Data supplied |
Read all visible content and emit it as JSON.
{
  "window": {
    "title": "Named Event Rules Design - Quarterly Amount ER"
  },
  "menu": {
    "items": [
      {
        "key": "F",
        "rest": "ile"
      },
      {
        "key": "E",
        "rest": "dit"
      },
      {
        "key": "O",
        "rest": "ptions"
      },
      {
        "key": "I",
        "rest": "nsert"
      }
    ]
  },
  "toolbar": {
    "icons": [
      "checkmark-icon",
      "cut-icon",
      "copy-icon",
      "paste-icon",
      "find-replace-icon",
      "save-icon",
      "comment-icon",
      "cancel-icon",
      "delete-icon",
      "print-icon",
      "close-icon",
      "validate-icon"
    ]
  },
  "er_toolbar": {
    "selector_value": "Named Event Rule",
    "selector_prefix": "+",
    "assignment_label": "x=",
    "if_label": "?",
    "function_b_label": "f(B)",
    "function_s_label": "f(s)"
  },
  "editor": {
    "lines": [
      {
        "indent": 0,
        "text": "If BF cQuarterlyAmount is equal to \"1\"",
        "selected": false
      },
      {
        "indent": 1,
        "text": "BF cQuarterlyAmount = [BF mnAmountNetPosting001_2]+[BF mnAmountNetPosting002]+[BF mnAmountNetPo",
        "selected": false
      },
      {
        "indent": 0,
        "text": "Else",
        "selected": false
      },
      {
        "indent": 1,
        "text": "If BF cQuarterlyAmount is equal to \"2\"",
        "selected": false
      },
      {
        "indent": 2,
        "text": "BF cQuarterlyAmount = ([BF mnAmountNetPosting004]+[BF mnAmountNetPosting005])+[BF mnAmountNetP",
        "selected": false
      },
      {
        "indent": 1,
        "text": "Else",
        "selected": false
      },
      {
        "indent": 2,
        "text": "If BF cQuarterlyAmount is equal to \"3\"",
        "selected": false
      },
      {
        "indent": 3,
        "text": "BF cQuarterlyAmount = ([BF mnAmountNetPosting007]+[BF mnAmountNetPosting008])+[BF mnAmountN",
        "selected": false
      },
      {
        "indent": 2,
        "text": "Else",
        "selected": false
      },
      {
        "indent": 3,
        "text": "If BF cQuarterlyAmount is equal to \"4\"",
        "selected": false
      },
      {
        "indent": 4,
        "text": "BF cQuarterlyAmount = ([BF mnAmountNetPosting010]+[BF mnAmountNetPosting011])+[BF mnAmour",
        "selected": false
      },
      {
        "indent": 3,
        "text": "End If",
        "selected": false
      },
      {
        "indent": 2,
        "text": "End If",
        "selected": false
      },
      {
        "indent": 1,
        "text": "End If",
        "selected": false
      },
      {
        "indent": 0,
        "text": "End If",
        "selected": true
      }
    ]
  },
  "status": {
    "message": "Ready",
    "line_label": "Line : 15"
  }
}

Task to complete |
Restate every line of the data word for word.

Result for this exercise |
Read all visible content and emit it as JSON.
{
  "window": {
    "title": "Named Event Rules Design - Quarterly Amount ER"
  },
  "menu": {
    "items": [
      {
        "key": "F",
        "rest": "ile"
      },
      {
        "key": "E",
        "rest": "dit"
      },
      {
        "key": "O",
        "rest": "ptions"
      },
      {
        "key": "I",
        "rest": "nsert"
      }
    ]
  },
  "toolbar": {
    "icons": [
      "checkmark-icon",
      "cut-icon",
      "copy-icon",
      "paste-icon",
      "find-replace-icon",
      "save-icon",
      "comment-icon",
      "cancel-icon",
      "delete-icon",
      "print-icon",
      "close-icon",
      "validate-icon"
    ]
  },
  "er_toolbar": {
    "selector_value": "Named Event Rule",
    "selector_prefix": "+",
    "assignment_label": "x=",
    "if_label": "?",
    "function_b_label": "f(B)",
    "function_s_label": "f(s)"
  },
  "editor": {
    "lines": [
      {
        "indent": 0,
        "text": "If BF cQuarterlyAmount is equal to \"1\"",
        "selected": false
      },
      {
        "indent": 1,
        "text": "BF cQuarterlyAmount = [BF mnAmountNetPosting001_2]+[BF mnAmountNetPosting002]+[BF mnAmountNetPo",
        "selected": false
      },
      {
        "indent": 0,
        "text": "Else",
        "selected": false
      },
      {
        "indent": 1,
        "text": "If BF cQuarterlyAmount is equal to \"2\"",
        "selected": false
      },
      {
        "indent": 2,
        "text": "BF cQuarterlyAmount = ([BF mnAmountNetPosting004]+[BF mnAmountNetPosting005])+[BF mnAmountNetP",
        "selected": false
      },
      {
        "indent": 1,
        "text": "Else",
        "selected": false
      },
      {
        "indent": 2,
        "text": "If BF cQuarterlyAmount is equal to \"3\"",
        "selected": false
      },
      {
        "indent": 3,
        "text": "BF cQuarterlyAmount = ([BF mnAmountNetPosting007]+[BF mnAmountNetPosting008])+[BF mnAmountN",
        "selected": false
      },
      {
        "indent": 2,
        "text": "Else",
        "selected": false
      },
      {
        "indent": 3,
        "text": "If BF cQuarterlyAmount is equal to \"4\"",
        "selected": false
      },
      {
        "indent": 4,
        "text": "BF cQuarterlyAmount = ([BF mnAmountNetPosting010]+[BF mnAmountNetPosting011])+[BF mnAmour",
        "selected": false
      },
      {
        "indent": 3,
        "text": "End If",
        "selected": false
      },
      {
        "indent": 2,
        "text": "End If",
        "selected": false
      },
      {
        "indent": 1,
        "text": "End If",
        "selected": false
      },
      {
        "indent": 0,
        "text": "End If",
        "selected": true
      }
    ]
  },
  "status": {
    "message": "Ready",
    "line_label": "Line : 15"
  }
}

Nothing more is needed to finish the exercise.